YOUR OBJECTIVE → Print every record below exactly as written.

MATERIAL PROVIDED START

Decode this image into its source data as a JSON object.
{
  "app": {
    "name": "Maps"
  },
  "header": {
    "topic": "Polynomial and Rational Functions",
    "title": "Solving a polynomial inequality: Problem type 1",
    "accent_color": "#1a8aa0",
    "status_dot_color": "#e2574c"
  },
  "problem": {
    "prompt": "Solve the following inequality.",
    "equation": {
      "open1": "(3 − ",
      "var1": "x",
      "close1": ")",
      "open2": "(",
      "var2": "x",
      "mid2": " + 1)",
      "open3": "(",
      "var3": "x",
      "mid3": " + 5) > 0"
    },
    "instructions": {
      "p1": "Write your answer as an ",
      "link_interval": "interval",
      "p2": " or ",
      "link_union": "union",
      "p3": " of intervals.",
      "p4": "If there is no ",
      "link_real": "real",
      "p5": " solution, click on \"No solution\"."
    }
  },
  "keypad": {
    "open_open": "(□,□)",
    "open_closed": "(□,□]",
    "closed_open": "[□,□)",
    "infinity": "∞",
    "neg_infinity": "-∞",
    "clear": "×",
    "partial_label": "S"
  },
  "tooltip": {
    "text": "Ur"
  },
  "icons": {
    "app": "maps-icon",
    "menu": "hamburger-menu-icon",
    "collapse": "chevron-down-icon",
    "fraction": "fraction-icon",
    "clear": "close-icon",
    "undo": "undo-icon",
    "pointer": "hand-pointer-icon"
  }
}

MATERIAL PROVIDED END

RESULT OF THIS TASK →
Decode this image into its source data as a JSON object.
{
  "app": {
    "name": "Maps"
  },
  "header": {
    "topic": "Polynomial and Rational Functions",
    "title": "Solving a polynomial inequality: Problem type 1",
    "accent_color": "#1a8aa0",
    "status_dot_color": "#e2574c"
  },
  "problem": {
    "prompt": "Solve the following inequality.",
    "equation": {
      "open1": "(3 − ",
      "var1": "x",
      "close1": ")",
      "open2": "(",
      "var2": "x",
      "mid2": " + 1)",
      "open3": "(",
      "var3": "x",
      "mid3": " + 5) > 0"
    },
    "instructions": {
      "p1": "Write your answer as an ",
      "link_interval": "interval",
      "p2": " or ",
      "link_union": "union",
      "p3": " of intervals.",
      "p4": "If there is no ",
      "link_real": "real",
      "p5": " solution, click on \"No solution\"."
    }
  },
  "keypad": {
    "open_open": "(□,□)",
    "open_closed": "(□,□]",
    "closed_open": "[□,□)",
    "infinity": "∞",
    "neg_infinity": "-∞",
    "clear": "×",
    "partial_label": "S"
  },
  "tooltip": {
    "text": "Ur"
  },
  "icons": {
    "app": "maps-icon",
    "menu": "hamburger-menu-icon",
    "collapse": "chevron-down-icon",
    "fraction": "fraction-icon",
    "clear": "close-icon",
    "undo": "undo-icon",
    "pointer": "hand-pointer-icon"
  }
}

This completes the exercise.